Interestingly, this satellite also carries with it an electric propulsion experiment. This satellite is expected to stay in orbit for 12 years. Communication satellites usually last around 10 years. They have to carry as much fuel for what is known as station keeping. The satellites begin to drift from orbit like kites that we fly. We tug at the kite to keep it at one place and prevent it from drifting too far away. The satellite has no strings attached and hence the satellite will have to use fuel on-board to reach its orbit as well as to stay there.
Using electric propulsion completely for doing station keeping would reduce the amount of fuel the satellite would have to carry. This means we can add more transponders which in turn would mean fewer satellites could meet the requirements. But, this is an experiment and hence ISRO is still carrying the fuel it normally would had the electric propulsion system had not been there. I am also delighted to hear that the GSAT-20 mission flying next year will also carry an electric propulsion system on board. The lessons we learn from the experiment on the GSAT-9 would be incorporated.
Possible spoilers alert.
Example, is a great way to teach others how to live. Nivin Pauly’s character is a student politician steeped in the ways of modern politics. His image is a façade of good while he indulges in political manoeuvring using unfair means. His plans for subterfuge of a fellow comrade who seems to be in his way towards higher posts in the Party. His plans come to naught when he is asked to donate blood to a Comrade in ICU.

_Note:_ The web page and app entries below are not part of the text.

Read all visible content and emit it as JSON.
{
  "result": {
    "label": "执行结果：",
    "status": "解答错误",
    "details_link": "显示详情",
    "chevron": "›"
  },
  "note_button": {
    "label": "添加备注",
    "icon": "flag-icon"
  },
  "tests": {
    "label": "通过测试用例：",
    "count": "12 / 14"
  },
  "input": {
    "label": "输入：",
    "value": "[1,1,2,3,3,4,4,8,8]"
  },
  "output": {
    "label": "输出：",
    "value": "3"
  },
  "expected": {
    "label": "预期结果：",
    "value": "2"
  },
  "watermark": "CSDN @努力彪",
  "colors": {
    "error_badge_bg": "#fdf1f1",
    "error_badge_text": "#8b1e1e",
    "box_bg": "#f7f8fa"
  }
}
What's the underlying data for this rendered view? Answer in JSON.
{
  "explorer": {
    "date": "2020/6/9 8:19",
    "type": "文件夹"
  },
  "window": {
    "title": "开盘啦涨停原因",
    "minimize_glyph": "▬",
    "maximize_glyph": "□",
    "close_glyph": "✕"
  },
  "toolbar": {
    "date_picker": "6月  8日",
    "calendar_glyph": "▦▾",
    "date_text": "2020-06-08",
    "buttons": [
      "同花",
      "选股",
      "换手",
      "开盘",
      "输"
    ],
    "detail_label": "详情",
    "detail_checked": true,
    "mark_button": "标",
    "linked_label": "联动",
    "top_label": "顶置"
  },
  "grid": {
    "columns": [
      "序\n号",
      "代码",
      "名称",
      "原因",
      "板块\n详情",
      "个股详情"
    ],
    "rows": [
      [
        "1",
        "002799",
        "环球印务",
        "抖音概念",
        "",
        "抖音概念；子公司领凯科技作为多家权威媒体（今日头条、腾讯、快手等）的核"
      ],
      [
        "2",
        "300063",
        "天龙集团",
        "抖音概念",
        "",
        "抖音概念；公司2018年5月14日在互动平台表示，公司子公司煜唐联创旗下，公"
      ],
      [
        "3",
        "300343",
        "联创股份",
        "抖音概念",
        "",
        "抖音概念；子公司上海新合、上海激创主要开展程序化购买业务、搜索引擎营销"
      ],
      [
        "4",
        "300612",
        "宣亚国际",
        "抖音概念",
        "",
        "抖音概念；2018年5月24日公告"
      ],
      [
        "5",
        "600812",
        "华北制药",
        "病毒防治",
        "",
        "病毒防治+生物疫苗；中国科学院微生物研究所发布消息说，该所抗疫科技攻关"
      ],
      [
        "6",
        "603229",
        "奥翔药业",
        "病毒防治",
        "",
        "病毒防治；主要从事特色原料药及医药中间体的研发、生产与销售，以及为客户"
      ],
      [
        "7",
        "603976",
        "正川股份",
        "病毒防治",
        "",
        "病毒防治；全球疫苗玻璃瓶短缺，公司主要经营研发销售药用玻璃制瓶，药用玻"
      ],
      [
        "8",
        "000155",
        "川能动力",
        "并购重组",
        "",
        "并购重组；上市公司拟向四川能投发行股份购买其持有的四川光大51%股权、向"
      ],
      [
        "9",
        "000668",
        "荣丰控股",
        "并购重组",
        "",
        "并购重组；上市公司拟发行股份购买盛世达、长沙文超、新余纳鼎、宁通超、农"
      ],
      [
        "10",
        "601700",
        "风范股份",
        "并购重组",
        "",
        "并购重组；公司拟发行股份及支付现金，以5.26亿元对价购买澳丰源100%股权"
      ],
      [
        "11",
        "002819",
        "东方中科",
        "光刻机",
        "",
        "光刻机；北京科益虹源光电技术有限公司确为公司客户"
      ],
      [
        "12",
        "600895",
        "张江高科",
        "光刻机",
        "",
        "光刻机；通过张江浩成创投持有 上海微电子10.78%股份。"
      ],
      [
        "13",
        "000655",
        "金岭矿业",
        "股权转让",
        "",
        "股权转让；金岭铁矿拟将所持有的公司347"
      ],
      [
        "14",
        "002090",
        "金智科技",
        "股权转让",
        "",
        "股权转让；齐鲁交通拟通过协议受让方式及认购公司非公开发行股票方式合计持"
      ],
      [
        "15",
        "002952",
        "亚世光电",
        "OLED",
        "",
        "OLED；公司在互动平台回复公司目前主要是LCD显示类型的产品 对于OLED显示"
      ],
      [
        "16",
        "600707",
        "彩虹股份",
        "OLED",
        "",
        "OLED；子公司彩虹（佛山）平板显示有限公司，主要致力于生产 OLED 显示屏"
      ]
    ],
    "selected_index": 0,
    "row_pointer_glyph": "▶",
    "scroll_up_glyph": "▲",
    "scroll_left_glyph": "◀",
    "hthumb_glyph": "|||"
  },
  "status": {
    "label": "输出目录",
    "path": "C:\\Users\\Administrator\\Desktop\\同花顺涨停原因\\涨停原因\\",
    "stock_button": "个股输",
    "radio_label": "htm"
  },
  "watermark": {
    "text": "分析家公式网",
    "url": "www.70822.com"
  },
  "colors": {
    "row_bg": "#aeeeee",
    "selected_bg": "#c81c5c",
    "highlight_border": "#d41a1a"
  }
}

The Comrade’s friend begins the story of the Comrade’s life who launches agitations against the tyrant tea factory owners in Peerumedu. Once this agitation is a success, agrarian workers of the zamindar approach him. The Comrade agitates by working on the fields. Success leads him to further agitation. The Comrade teaches by example to his comrades in the Party by leading from the front, showing how to lead agitations and how to organise workers. Later, as we learn of The Comrade’s home life, we learn he teaches his daughter by example as well. The movie shows us of a time when idealism and a certain political philosophy was needed to end oppression.
Cut to the present, the tea factory is not working due to various issues including labour issues and profitability. The Comrade, urges a wealthy friend to purchase and run the tea factory to help the people who could not migrate from Peerumedu and forced by hunger into prostitution. There he faces the hoteliers who have illegally built on Company land. It is while fighting these land sharks that the Comrade is stabbed and in hospital.
The Company wins a case in court, with the news that the land sharks have been cleared and will become operational again. The movie asks, rhetorically, if the political philosophy that ended oppression in Peerumedu would work in this new world? Is that idealism, rekindled, the need of today?
Communism was a tool that was once used to transform a highly stratified society into one of the better states in India. It addresses only one part of the equation, though. It works only when there is an oppressed and an oppressor. The lines between these two has blurred and one wonders if, as the movie asks, it is the right tool for a polarised society we live in today.
(Watched on 15/04/2017 at the 8 pm show in Inox Cinemas, R City Mall, Ghatkopar, Mumbai)